Despite policy changes, volume growth at a few companies—particularly those that mostly operate in the premium space and with smaller bases to grow from—grew at a healthy pace. For instance, rum maker Bacardi & Co. said it witnessed a healthy double-digit growth rate in 2017. John Distilleries Pvt. Ltd’s chairman Paul P. John said the company had a good year in 2017 and expects the same momentum to continue in 2018, but did not disclose numbers.
“From 2018 onwards we are concentrating more on our premium portfolio and we expect that to grow about 12% while the regular range will grow about 5-7%,” said Abhishek Khaitan, managing director of India’s third-largest spirits company Radico Khaitan Ltd. His views are echoed by several others including Amrut’s executive director Rakshit Jagdale, winemaker Sula Vineyards Pvt. Ltd’s marketing head Kenneth Pritchard and Bacardi India’s managing director Vijay Subramaniam.
But according to research firm Euromonitor International, in value terms the spirits industry is expected to grow only by 2.9% on a compounded annual growth rate (CAGR) basis between 2016 and 2021. That compares with a 6.6% CAGR in terms of value growth between 2011 and 2016. It is also slower than overall volume growth, which is estimated at 4.2% between 2016 and 2021.
And additional policy obstacles could be in store. Haryana, Punjab and Uttar Pradesh could possibly change the way they distribute alcohol and give governments more control over the process. This could pose a challenge for organised liquor firms as sometimes those managing state-run alcohol outlets are lowly-paid employees, and that could lead to issues of graft, according to industry executives.
A few states are also headed for election, including Rajasthan, Chattisgarh and Karnataka. “Fears will always remain whenever there are elections,” said ABD’s chairman Deepak Roy, citing the example of the Panvel Municipal Corporation (PMC) in Maharashtra that called for a ban on the sale of alcohol in the municipality last week.
But Edelweiss Securities’ senior vice-president Abneesh Roy had a different take on elections. He expects an election year to be good for liquor consumption as political parties dole out a whole lot of incentives and policies, for instance farm loan waivers, which in turn push up all consumption in general.
Indeed, despite the fears, ABD’s Roy expects volume growth to bounce back to 12-13% at ABD next year. Radico’s Khaitan expects 7-8% overall volume growth at his company next year and Amrut’s Jagdale is targeting 5-7%.
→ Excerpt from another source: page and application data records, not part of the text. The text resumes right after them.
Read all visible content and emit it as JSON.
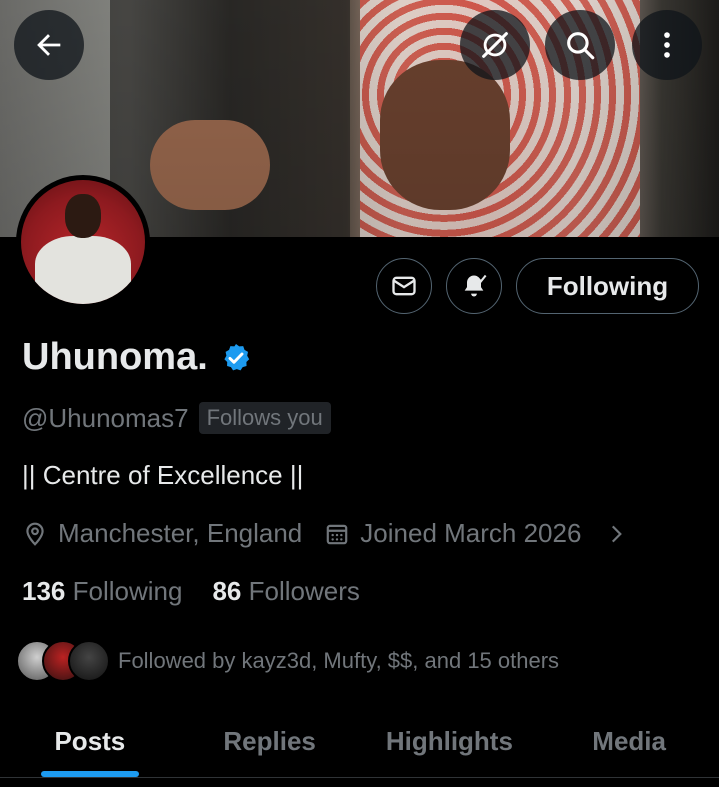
{
  "profile": {
    "name": "Uhunoma.",
    "handle": "@Uhunomas7",
    "follows_you_label": "Follows you",
    "bio": "|| Centre of Excellence ||",
    "location": "Manchester, England",
    "joined": "Joined March 2026",
    "following_count": "136",
    "following_label": "Following",
    "followers_count": "86",
    "followers_label": "Followers",
    "followed_by": "Followed by kayz3d, Mufty, $$, and 15 others"
  },
  "header": {
    "follow_button_label": "Following",
    "icons": [
      "back-arrow-icon",
      "grok-icon",
      "search-icon",
      "more-vertical-icon",
      "mail-icon",
      "notification-bell-icon"
    ]
  },
  "tabs": [
    {
      "label": "Posts",
      "active": true
    },
    {
      "label": "Replies",
      "active": false
    },
    {
      "label": "Highlights",
      "active": false
    },
    {
      "label": "Media",
      "active": false
    }
  ],
  "colors": {
    "accent": "#1d9bf0",
    "background": "#000000",
    "text_primary": "#e7e9ea",
    "text_secondary": "#71767b",
    "border": "#536471"
  }
}
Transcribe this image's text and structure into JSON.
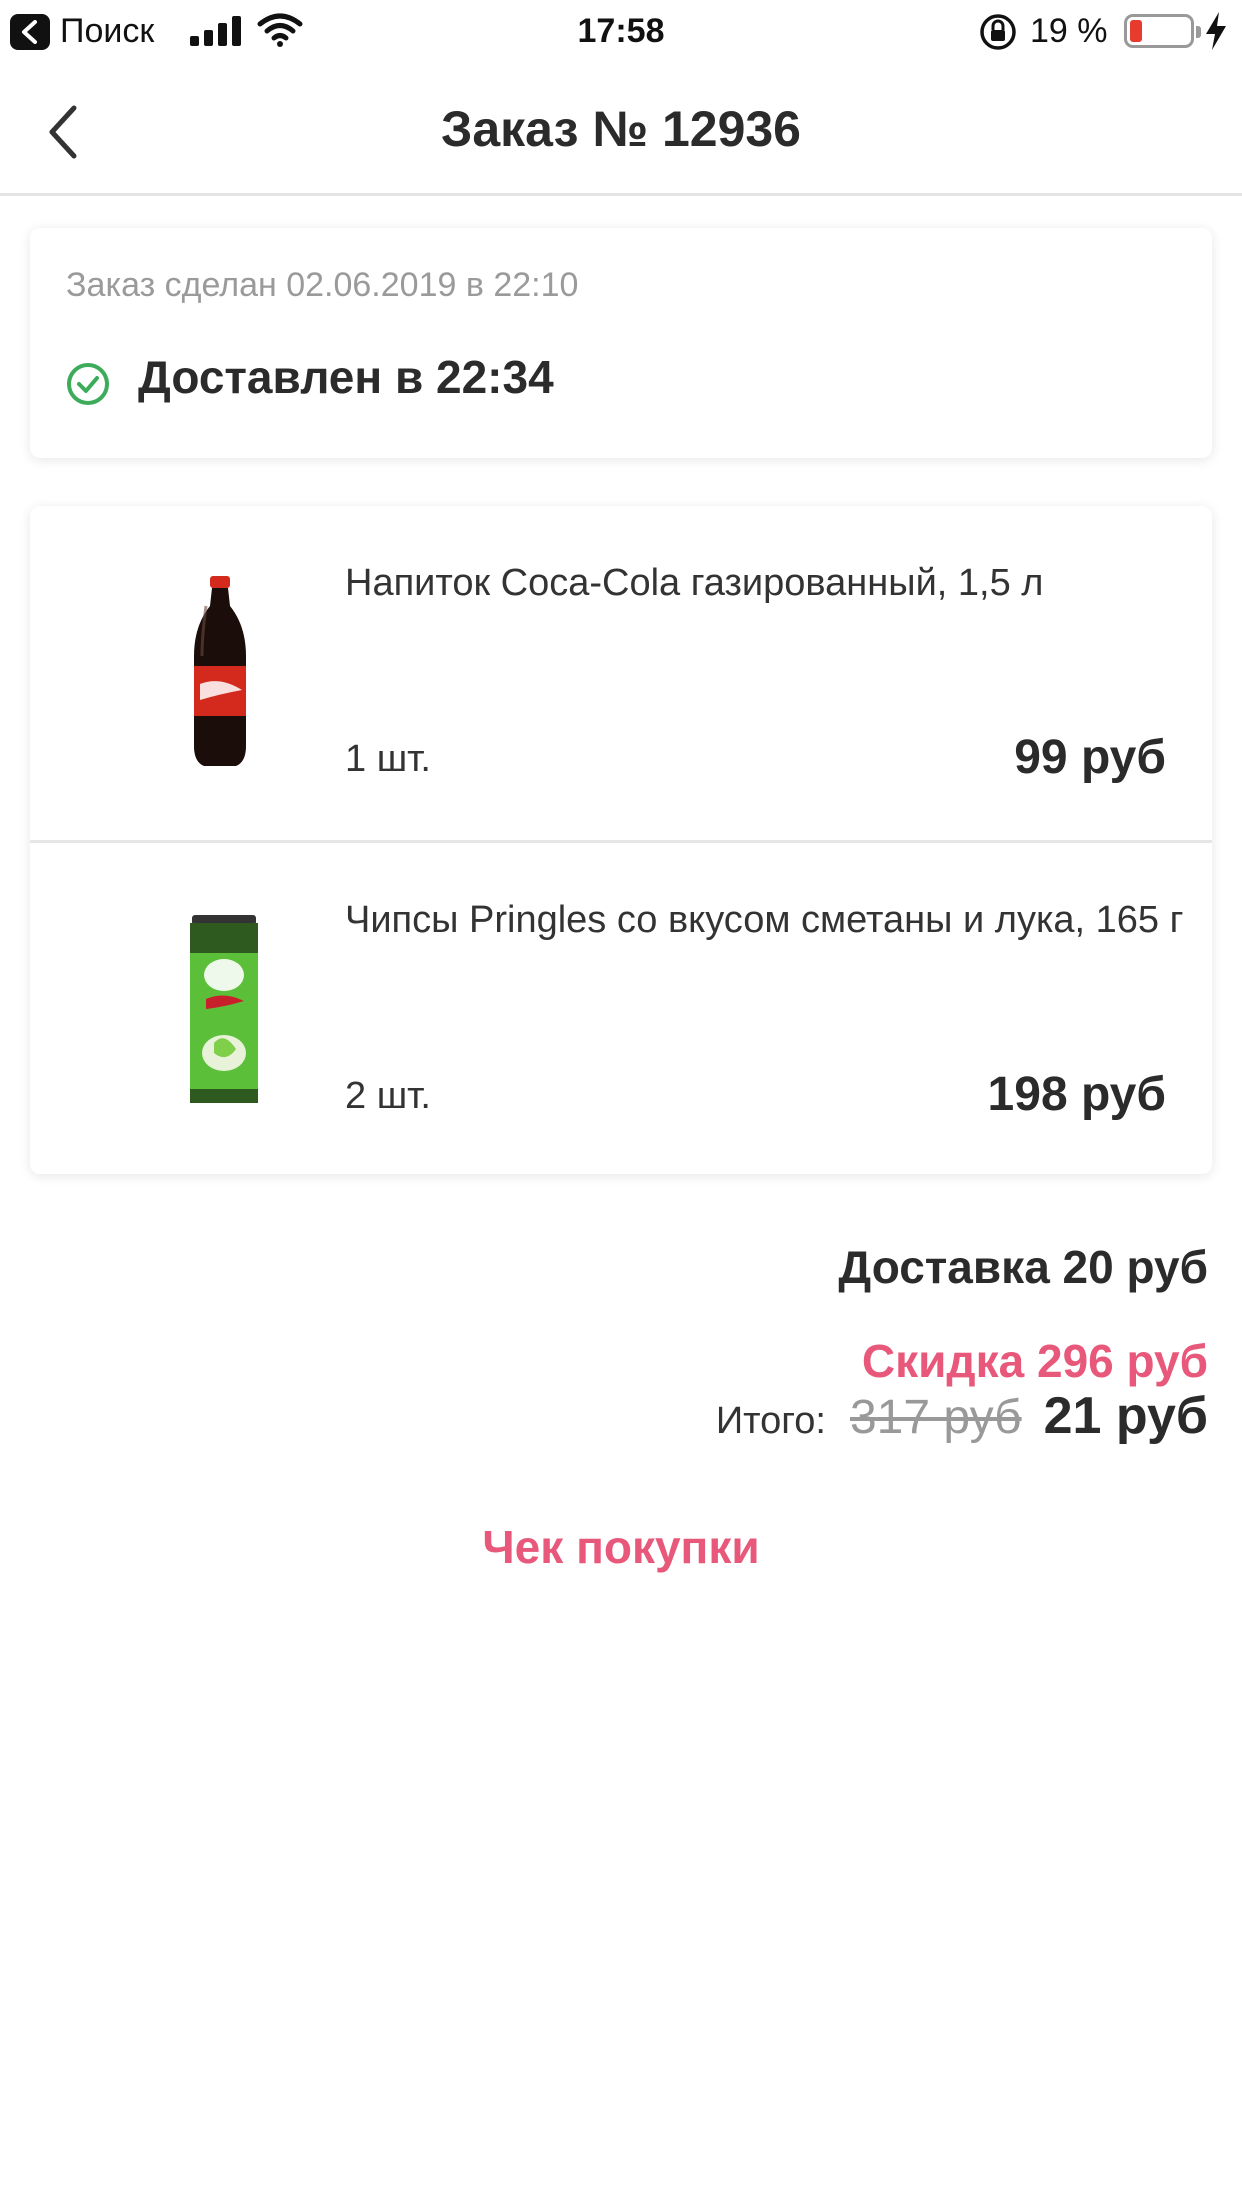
{
  "status_bar": {
    "back_app": "Поиск",
    "time": "17:58",
    "battery_percent": "19 %",
    "battery_level": 0.19,
    "battery_color": "#e63b2e"
  },
  "nav": {
    "back_icon": "chevron-left-icon",
    "title": "Заказ № 12936"
  },
  "order_status": {
    "placed": "Заказ сделан 02.06.2019 в 22:10",
    "status": "Доставлен в 22:34",
    "status_icon": "check-circle-icon",
    "status_color": "#3cab5a"
  },
  "items": [
    {
      "name": "Напиток Coca-Cola газированный, 1,5 л",
      "quantity": "1 шт.",
      "price": "99 руб",
      "image": "coca-cola-bottle-image"
    },
    {
      "name": "Чипсы Pringles со вкусом сметаны и лука, 165 г",
      "quantity": "2 шт.",
      "price": "198 руб",
      "image": "pringles-can-image"
    }
  ],
  "totals": {
    "delivery": "Доставка 20 руб",
    "discount": "Скидка 296 руб",
    "total_label": "Итого:",
    "total_old": "317 руб",
    "total_new": "21 руб"
  },
  "receipt_link": "Чек покупки",
  "accent_color": "#e8587a"
}
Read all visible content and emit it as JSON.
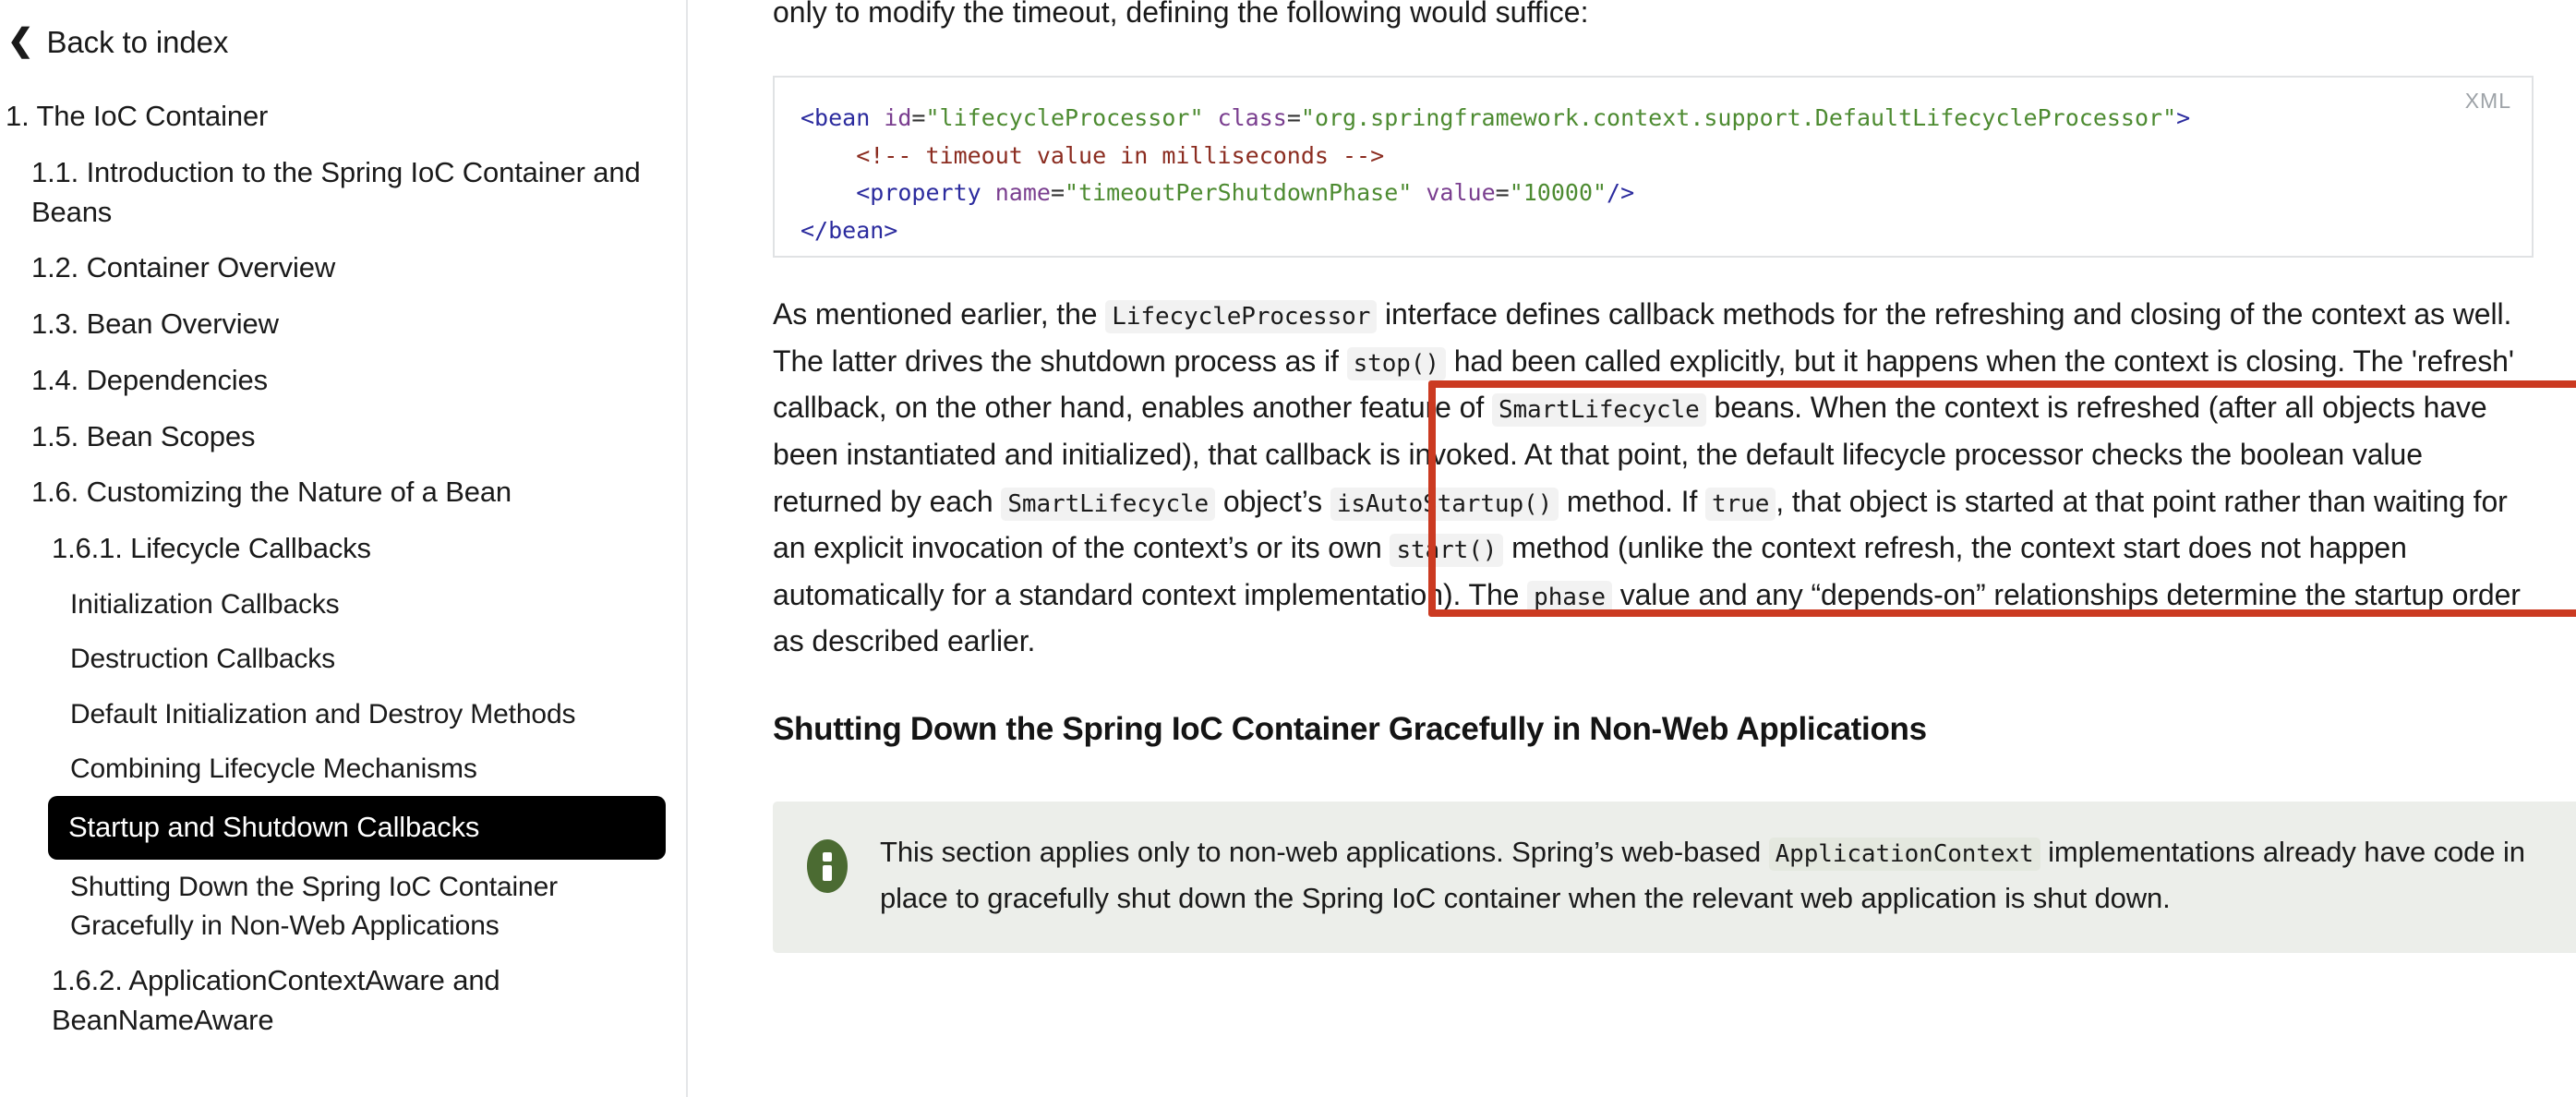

“The fundamentals of the Indian market are very strong and favourable for the alcobev market even though the robust demand side was constantly kept in check by the tough operating environment in 2017. India offers one of the largest growth potential in spirits consumption amongst all markets,” a spokesperson for Pernod Ricard said in an emailed response.